Aside from interacting with students from another country and immersing himself in the Chinese culture, one of Hill’s primary reasons for spending several months at NWAFU was to pursue research interests and establish connections with scientists at the prestigious National Key Laboratories, which receive funding and support from the Chinese government. While working in the country, Hill was able to travel to several research stations to examine projects dealing with issues such as water storage in soils, increasing water use efficiency for crop growth in dryland environments, and methods to reduce wind and water erosion.
Hill admits juggling the responsibilities that come with spending a semester abroad was not without challenges. In order to keep up with classes on both continents, he was literally teaching around the clock – finishing up with UMD students sometimes after 11 at night and then rising with the sun to prepare for his course offered early in the morning on NWAFU’s campus.
Communication difficulties also cropped up during the course Hill instructed remotely to students in Maryland. Although NWAFU has a reasonably fast internet connection during the daytime, it becomes bogged down in the evenings when students are out of class and logging on in larger numbers. The course Hill was teaching to UMD was delivered at 10 p.m. Chinese time and as a result, the internet connection often broke up or failed during Hill’s lectures. “They (UMD students) are not used to dealing with unreliable internet connections and they quickly lost patience,” Hill says. “There are definitely some bugs to be worked out.”
Before spending the fall at NWAFU, Hill had only traveled to China twice before for fairly brief visits. Relocating to the country for several months created logistical obstacles he hadn’t anticipated. For example, when Hurricane Sandy was approaching the East Coast of the United States, all Hill could do was hope his house would hold up. “I wasn’t sure what would happen during the storm and I was totally helpless to do anything about it,” he says. “Simple things can become big problems when you’re so far away.”

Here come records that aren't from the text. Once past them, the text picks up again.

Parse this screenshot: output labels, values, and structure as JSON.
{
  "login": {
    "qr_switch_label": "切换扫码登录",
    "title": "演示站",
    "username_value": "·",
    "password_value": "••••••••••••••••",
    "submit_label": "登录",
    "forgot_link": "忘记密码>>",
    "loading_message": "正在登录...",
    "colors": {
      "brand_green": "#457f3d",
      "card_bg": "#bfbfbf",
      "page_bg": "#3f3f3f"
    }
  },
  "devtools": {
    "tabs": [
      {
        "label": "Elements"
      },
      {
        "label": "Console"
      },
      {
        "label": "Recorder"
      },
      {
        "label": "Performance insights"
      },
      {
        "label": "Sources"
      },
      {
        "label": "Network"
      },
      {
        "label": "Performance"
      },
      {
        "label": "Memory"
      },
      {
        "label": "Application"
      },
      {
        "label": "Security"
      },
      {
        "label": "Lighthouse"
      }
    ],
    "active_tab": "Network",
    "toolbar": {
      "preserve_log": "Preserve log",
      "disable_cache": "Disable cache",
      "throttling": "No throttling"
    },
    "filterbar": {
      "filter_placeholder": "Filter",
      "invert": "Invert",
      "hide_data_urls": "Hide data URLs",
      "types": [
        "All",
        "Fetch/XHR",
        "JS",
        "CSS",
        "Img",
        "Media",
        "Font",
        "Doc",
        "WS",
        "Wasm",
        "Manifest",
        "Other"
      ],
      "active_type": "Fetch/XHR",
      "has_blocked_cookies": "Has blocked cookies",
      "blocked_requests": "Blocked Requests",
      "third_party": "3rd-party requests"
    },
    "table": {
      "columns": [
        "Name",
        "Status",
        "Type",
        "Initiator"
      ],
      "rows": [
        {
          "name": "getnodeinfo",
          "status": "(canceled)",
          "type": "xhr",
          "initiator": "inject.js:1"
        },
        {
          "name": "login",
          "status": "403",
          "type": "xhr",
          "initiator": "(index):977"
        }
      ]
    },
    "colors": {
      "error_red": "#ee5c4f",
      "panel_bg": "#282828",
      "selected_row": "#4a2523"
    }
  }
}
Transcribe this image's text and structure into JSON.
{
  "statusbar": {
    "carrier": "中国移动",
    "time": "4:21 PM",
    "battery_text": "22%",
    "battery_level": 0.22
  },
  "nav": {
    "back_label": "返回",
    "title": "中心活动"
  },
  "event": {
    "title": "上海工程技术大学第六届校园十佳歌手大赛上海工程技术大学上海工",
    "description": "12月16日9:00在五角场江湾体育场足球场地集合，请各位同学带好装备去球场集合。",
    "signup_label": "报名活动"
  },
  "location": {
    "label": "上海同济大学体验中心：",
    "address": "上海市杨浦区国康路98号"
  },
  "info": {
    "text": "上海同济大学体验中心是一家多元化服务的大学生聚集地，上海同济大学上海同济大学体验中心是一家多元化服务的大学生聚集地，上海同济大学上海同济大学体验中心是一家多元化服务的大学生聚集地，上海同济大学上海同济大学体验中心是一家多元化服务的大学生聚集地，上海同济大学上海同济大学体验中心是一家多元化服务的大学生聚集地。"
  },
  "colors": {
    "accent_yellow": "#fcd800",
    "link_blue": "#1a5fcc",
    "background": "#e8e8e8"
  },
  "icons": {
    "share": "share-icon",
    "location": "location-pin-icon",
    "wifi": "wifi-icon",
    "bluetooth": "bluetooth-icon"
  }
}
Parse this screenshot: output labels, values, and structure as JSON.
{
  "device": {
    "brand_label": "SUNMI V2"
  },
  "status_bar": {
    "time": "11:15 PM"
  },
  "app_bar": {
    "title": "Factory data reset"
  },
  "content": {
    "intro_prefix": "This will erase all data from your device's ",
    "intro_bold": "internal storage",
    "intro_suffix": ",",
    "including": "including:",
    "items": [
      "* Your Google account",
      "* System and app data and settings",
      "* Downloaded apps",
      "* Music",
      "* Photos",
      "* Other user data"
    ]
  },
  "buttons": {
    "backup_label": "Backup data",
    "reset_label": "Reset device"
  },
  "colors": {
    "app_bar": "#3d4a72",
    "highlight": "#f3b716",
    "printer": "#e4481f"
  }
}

Fortunately Hill’s home survived the storm unscathed and despite the various stumbling blocks, he says he found his overall instructing abroad experience rewarding and would be open to doing it again. “When you go for a very short period of time, you don’t get much exposure to the culture where as if you stay longer you become more integrated and gain a better understanding of the culture and the students and the way they do business, their education system,” Hill says.
For students under his tutelage in both the United States and China, Hill’s efforts allowed them to bridge the gap between their two cultures without ever having to leave home. “It was maybe my favorite class I’ve ever taken here and I think (Professor Hill) is a great person to be doing this,” says Russo. “To me he’s just so American.”